+Hubachek, S., +Botdorf, M., Riggins, T., Leong, H., Klein, D., & Dougherty, L. R. (2021). Hippocampal subregion volume in high-risk offspring is associated with increases in depressive symptoms across the transition to adolescence. Journal of Affective Disorders, 281, 358-366. https://doi.org/10.1016/j.jad.2020.12.017. [PDF].

   

+Blankenship, S., +Botdorf, M., Riggins, T., & Dougherty, L. R. (2019). Lasting effects of stress physiology on the brain:  Cortisol reactivity during preschool predicts hippocampal functional connectivity at school age. Developmental Cognitive Neuroscience, 40, Article 100736. PMID: 31770714; PMCID: PMC6974891; https://doi.org/10.1016/j.dcn.2019.100736. [PDF].

 

+Botdorf, M., Riggins, T., & Dougherty, L. R. (2019). Early positive parenting and maternal depression history predict children’s relational binding ability at school-age. Developmental Psychology, 55(11), 2417–2427. PMID: 31414846; https://doi.org/10.1037/dev0000803.

 

+Blankenship, S. L., +Chad-Friedman, E., Riggins, T., & Dougherty, L. R. (2019). Early parenting predicts hippocampal subregion volume via stress reactivity in childhood. Developmental Psychobiology, 61(1), 125-140. PMID: 30288730; https://doi.org/10.1002/dev.21788. [PDF].

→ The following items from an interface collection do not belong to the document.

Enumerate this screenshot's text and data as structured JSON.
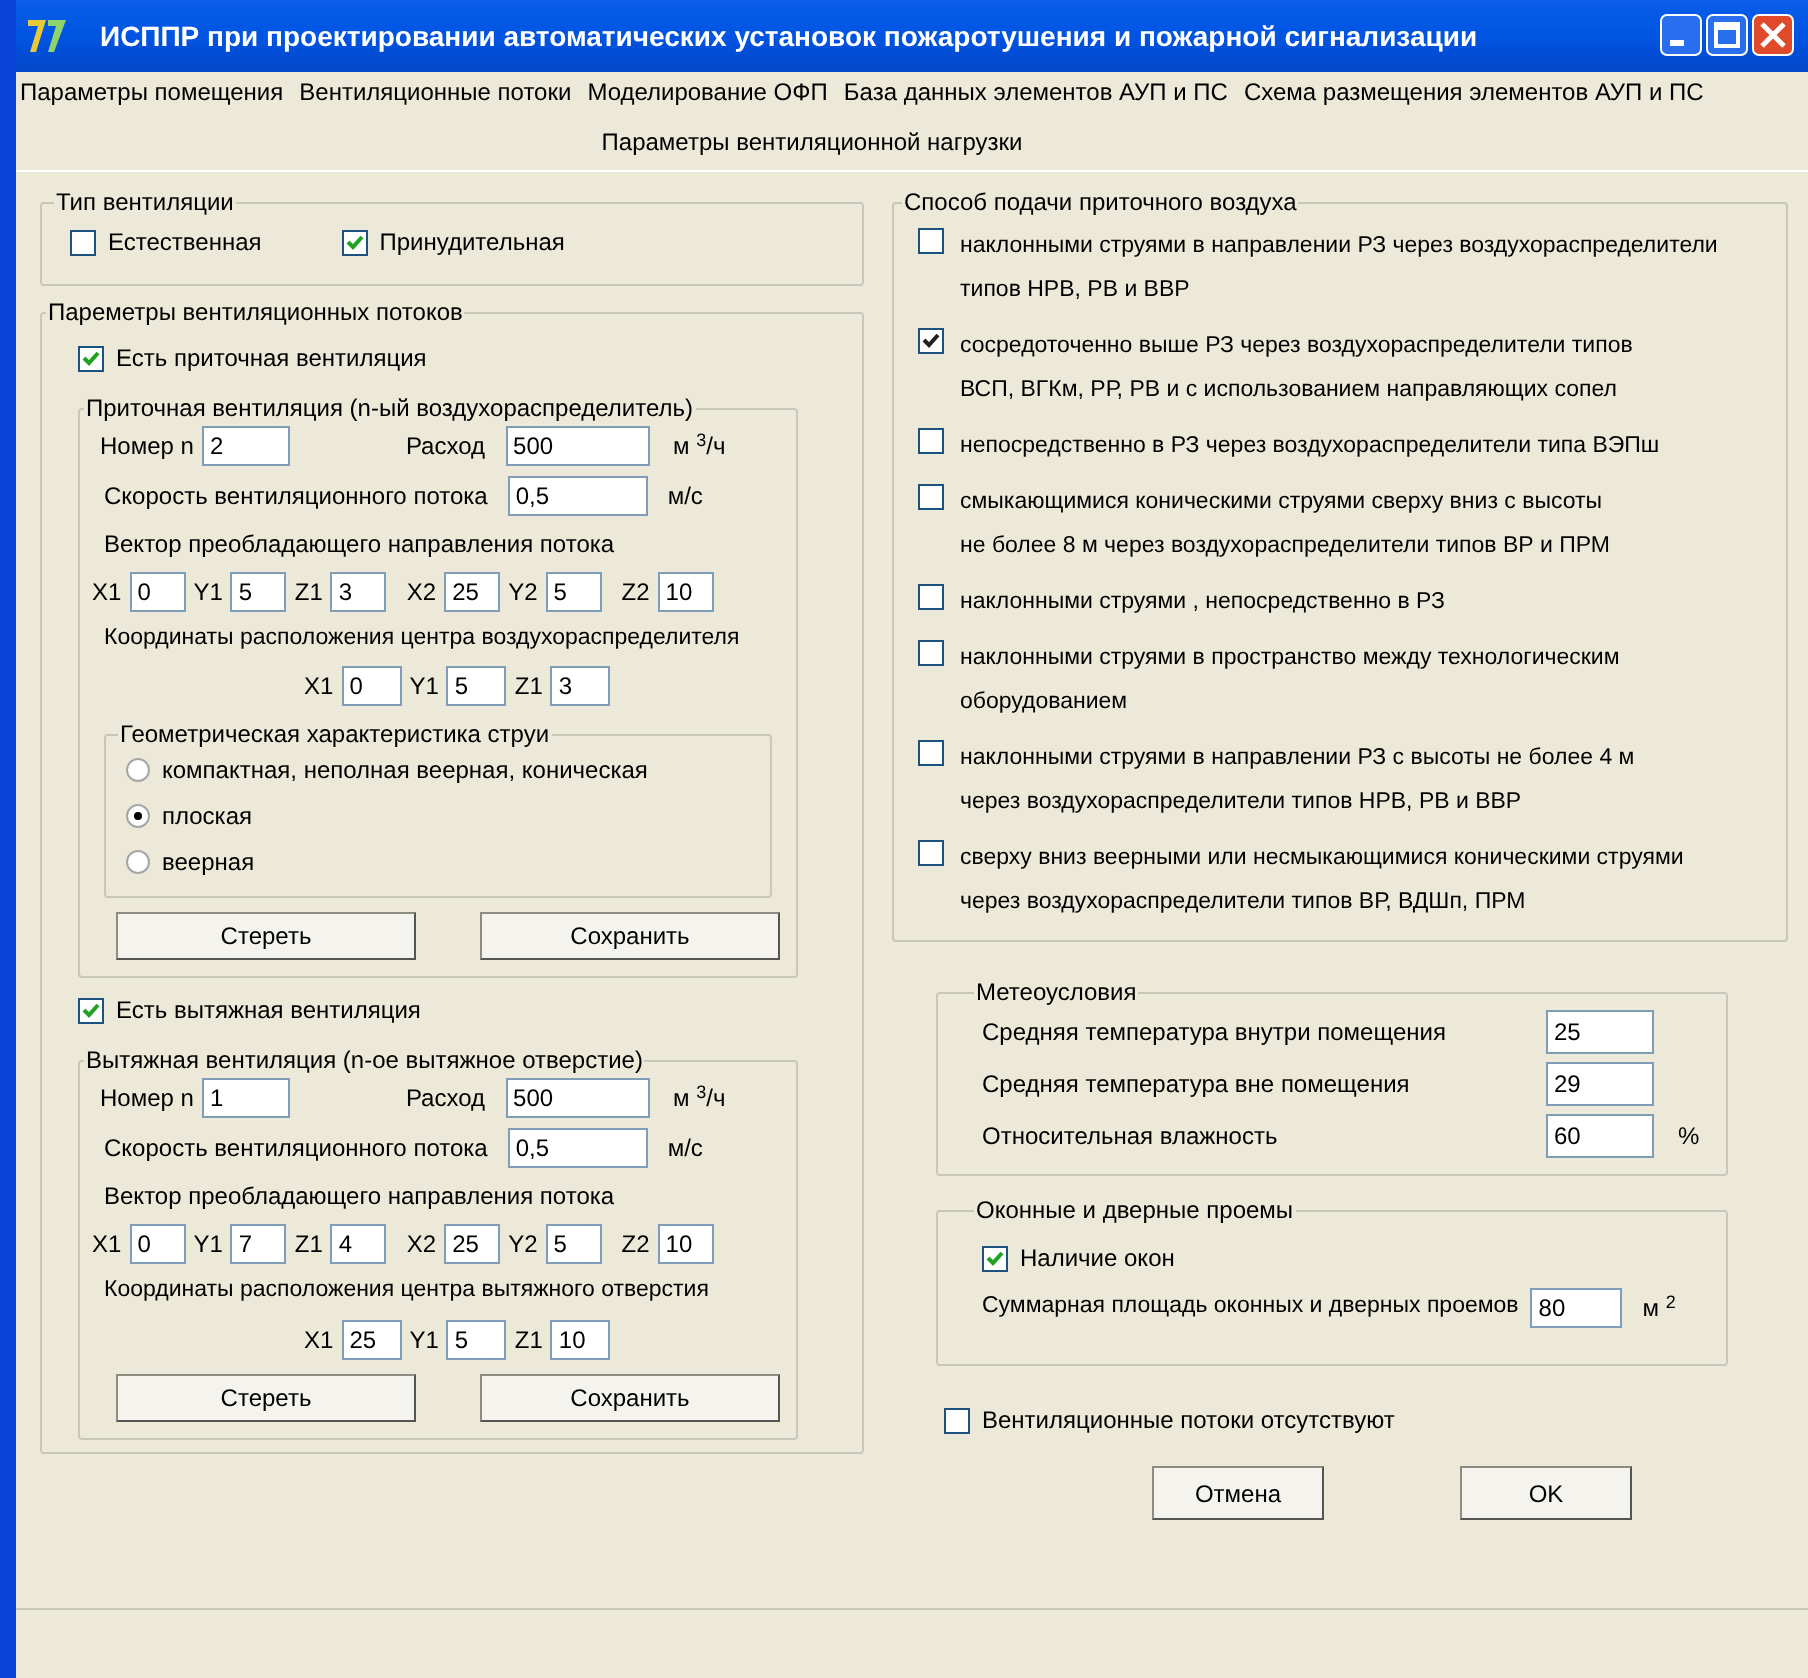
{
  "window": {
    "title": "ИСППР при проектировании автоматических установок пожаротушения и пожарной сигнализации"
  },
  "menu": [
    "Параметры помещения",
    "Вентиляционные потоки",
    "Моделирование ОФП",
    "База данных элементов АУП и ПС",
    "Схема размещения элементов АУП и ПС"
  ],
  "header": "Параметры вентиляционной нагрузки",
  "ventilation_type": {
    "title": "Тип вентиляции",
    "options": [
      {
        "label": "Естественная",
        "checked": false
      },
      {
        "label": "Принудительная",
        "checked": true
      }
    ]
  },
  "flows": {
    "title": "Пареметры вентиляционных потоков",
    "sections": [
      {
        "checkbox": {
          "label": "Есть приточная вентиляция",
          "checked": true
        },
        "title": "Приточная вентиляция (n-ый воздухораспределитель)",
        "number_label": "Номер n",
        "number": "2",
        "rate_label": "Расход",
        "rate": "500",
        "rate_unit": "м $^{3}$/ч",
        "speed_label": "Скорость вентиляционного потока",
        "speed": "0,5",
        "speed_unit": "м/с",
        "vector_label": "Вектор  преобладающего направления потока",
        "vector": [
          {
            "label": "X1",
            "value": "0"
          },
          {
            "label": "Y1",
            "value": "5"
          },
          {
            "label": "Z1",
            "value": "3"
          },
          {
            "label": "X2",
            "value": "25"
          },
          {
            "label": "Y2",
            "value": "5"
          },
          {
            "label": "Z2",
            "value": "10"
          }
        ],
        "center_label": "Координаты расположения центра воздухораспределителя",
        "center": [
          {
            "label": "X1",
            "value": "0"
          },
          {
            "label": "Y1",
            "value": "5"
          },
          {
            "label": "Z1",
            "value": "3"
          }
        ],
        "jet": {
          "title": "Геометрическая характеристика струи",
          "options": [
            {
              "label": "компактная, неполная веерная, коническая",
              "selected": false
            },
            {
              "label": "плоская",
              "selected": true
            },
            {
              "label": "веерная",
              "selected": false
            }
          ]
        },
        "buttons": [
          "Стереть",
          "Сохранить"
        ]
      },
      {
        "checkbox": {
          "label": "Есть вытяжная вентиляция",
          "checked": true
        },
        "title": "Вытяжная вентиляция (n-ое вытяжное отверстие)",
        "number_label": "Номер n",
        "number": "1",
        "rate_label": "Расход",
        "rate": "500",
        "rate_unit": "м $^{3}$/ч",
        "speed_label": "Скорость вентиляционного потока",
        "speed": "0,5",
        "speed_unit": "м/с",
        "vector_label": "Вектор  преобладающего направления потока",
        "vector": [
          {
            "label": "X1",
            "value": "0"
          },
          {
            "label": "Y1",
            "value": "7"
          },
          {
            "label": "Z1",
            "value": "4"
          },
          {
            "label": "X2",
            "value": "25"
          },
          {
            "label": "Y2",
            "value": "5"
          },
          {
            "label": "Z2",
            "value": "10"
          }
        ],
        "center_label": "Координаты расположения центра вытяжного отверстия",
        "center": [
          {
            "label": "X1",
            "value": "25"
          },
          {
            "label": "Y1",
            "value": "5"
          },
          {
            "label": "Z1",
            "value": "10"
          }
        ],
        "buttons": [
          "Стереть",
          "Сохранить"
        ]
      }
    ]
  },
  "supply_method": {
    "title": "Способ подачи приточного воздуха",
    "options": [
      {
        "lines": [
          "наклонными струями в направлении РЗ через воздухораспределители",
          "типов НРВ, РВ и ВВР"
        ],
        "checked": false
      },
      {
        "lines": [
          "сосредоточенно выше РЗ через воздухораспределители типов",
          "ВСП, ВГКм, РР, РВ и с использованием направляющих сопел"
        ],
        "checked": true
      },
      {
        "lines": [
          "непосредственно в РЗ через воздухораспределители типа ВЭПш"
        ],
        "checked": false
      },
      {
        "lines": [
          "смыкающимися коническими струями сверху вниз с высоты",
          "не более 8 м через воздухораспределители типов ВР и ПРМ"
        ],
        "checked": false
      },
      {
        "lines": [
          "наклонными струями , непосредственно в РЗ"
        ],
        "checked": false
      },
      {
        "lines": [
          "наклонными струями в пространство между технологическим",
          "оборудованием"
        ],
        "checked": false
      },
      {
        "lines": [
          "наклонными струями в направлении РЗ с высоты не более 4 м",
          "через воздухораспределители типов НРВ, РВ и ВВР"
        ],
        "checked": false
      },
      {
        "lines": [
          "сверху вниз веерными или несмыкающимися коническими струями",
          "через воздухораспределители типов ВР, ВДШп, ПРМ"
        ],
        "checked": false
      }
    ]
  },
  "weather": {
    "title": "Метеоусловия",
    "rows": [
      {
        "label": "Средняя температура внутри помещения",
        "value": "25"
      },
      {
        "label": "Средняя температура вне помещения",
        "value": "29"
      },
      {
        "label": "Относительная влажность",
        "value": "60",
        "unit": "%"
      }
    ]
  },
  "openings": {
    "title": "Оконные  и дверные проемы",
    "checkbox": {
      "label": "Наличие окон",
      "checked": true
    },
    "area_label": "Суммарная площадь оконных и дверных проемов",
    "area": "80",
    "area_unit": "м $^{2}$"
  },
  "no_flows": {
    "label": "Вентиляционные потоки отсутствуют",
    "checked": false
  },
  "buttons": [
    "Отмена",
    "OK"
  ]
}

*Awarded Hennessy-Smotherman Wiley Best Student Paper Award for the journal Developmental Psychobiology

 

+Merwin, S. M., +Smith, V. C., +Barrios, C., Lemay, E., & Dougherty, L. R. (2018). Outcomes of early parent-child adrenocortical attunement in the high-risk offspring of depressed parents. Developmental Psychobiology, 60(4), 468-482. PMID: 29528109; https://doi.org/10.1002/dev.21623. [PDF].